I tell you God comes to those whom God chooses, even to folks as unlikely as you and me.
And so, in this season of Advent we watch and wait and prepare for God’s coming. According to John, the way to do that is to build a highway fit for a king:
“Prepare the way of Yahweh in the wilderness!
Make a level highway in the desert for our God.
Every valley shall be exalted,
and every mountain and hill shall be made low.
The uneven shall be made level,
and the rough places a plain.
The glory of Yahweh shall be revealed,
and all flesh shall see it together;
for the mouth of Yahweh has spoken it.”

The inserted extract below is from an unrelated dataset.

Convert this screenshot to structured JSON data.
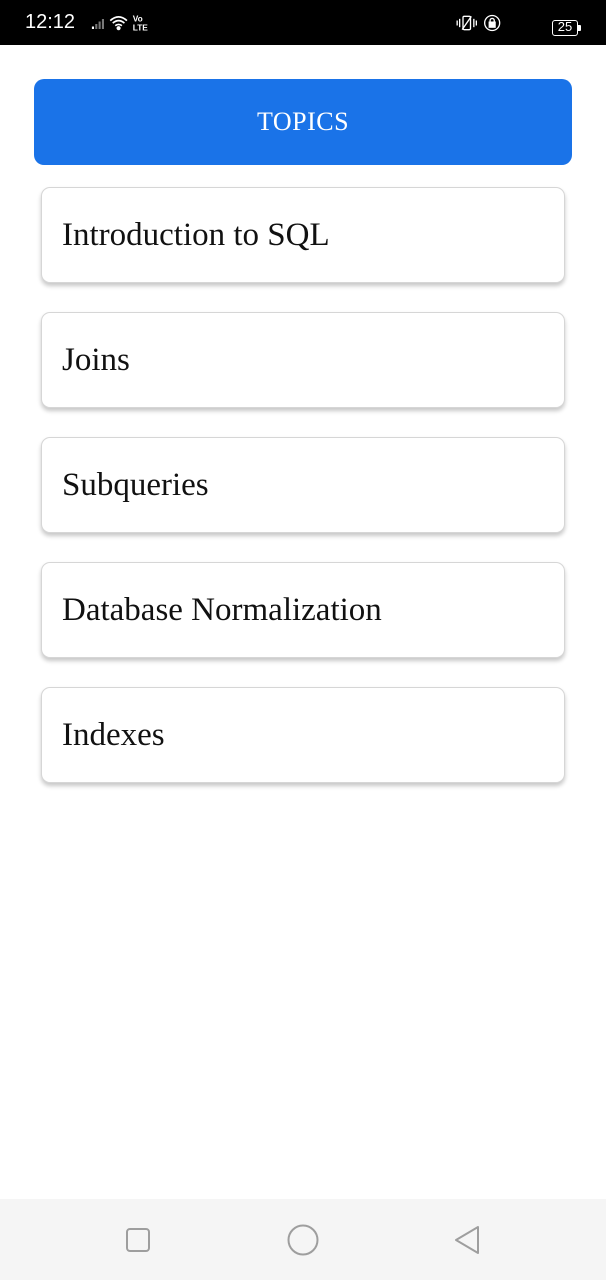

Remember the old highways of the past … the steep hills, the hairpin turns, the dips and the bumps that could just about take the rear end out of your car? Well, the highway Isaiah envisions is like an Interstate highway on which God, the king of all creation, will make his triumphal entry. It’s a highway in which there’s nothing to get in his way, nothing to slow him down, nothing to hinder his safe arrival.
It’s a metaphor, of course. It has to do with devoting ourselves to God so completely that we’re willing to go all out to give him a royal welcome. And the Good News is, in the very process of preparing for God’s coming, he welcomes us into his kingdom.
Are you familiar with the little fable called, The King’s Highway? It has to do with an elderly king who had no heir. So, one night he sent his servants out to place a pile of rubble on the road leading to his castle. The next day he sent word that he was in search for a successor to the throne, and that whoever best traveled his road would be the next king.
Wannabe kings came from far and near. When they got to the pile of rubble, they grumbled and complained, but somehow they managed to get around it. All the while, the king watched from the castle.
Now, it just so happened that there was a young shepherd boy named Michael who also aspired to be king. His friends just scoffed when he told them. “The king will never pick you,” they said, “Why, you’re nothing but a peasant.” But Michael would not be discouraged and so, he headed out to see the king. But when he got to the pile of rubble he stopped to clear the stones out of the way. To his surprise, when he got to the bottom of the pile, there was a beautiful gold ring with the king’s royal crest. Michael stuck it in his pocket and rushed to the castle.
“I’m sorry it is so late,” Michael whispered as he knelt before the king. Then he reached in his pocket and pulled out the ring for the king to see. “I found this on the road,” he said, “I’m sure it must belong to you.”
The king examined the ring carefully. “This ring is not mine,” he announced.
“But it must be yours,” Michael said, “It bears your crest.”
“Indeed it does,” said the king, “but it is not mine. It belongs to the one who will be seated on my throne.” Then giving the ring back to Michael, he said, “It now belongs to you. I proclaimed that he who best traveled the highway would become the new king. By clearing the road so that all may travel safely, you showed that it is not fine clothing, fancy horses, or even great wealth that make a king. True greatness comes through serving others.”
Brothers and sisters, the Lord is coming. Let’s get busy while there’s still time to prepare a highway fit for a king.
In the name of the Father, and of the Son, and of the Holy Ghost. Amen.
Copyright 2006, Philip McLarty. Used by permission.
Scripture quotations are from the World English Bible (WEB), a public domain (no copyright) modern English translation of the Holy Bible.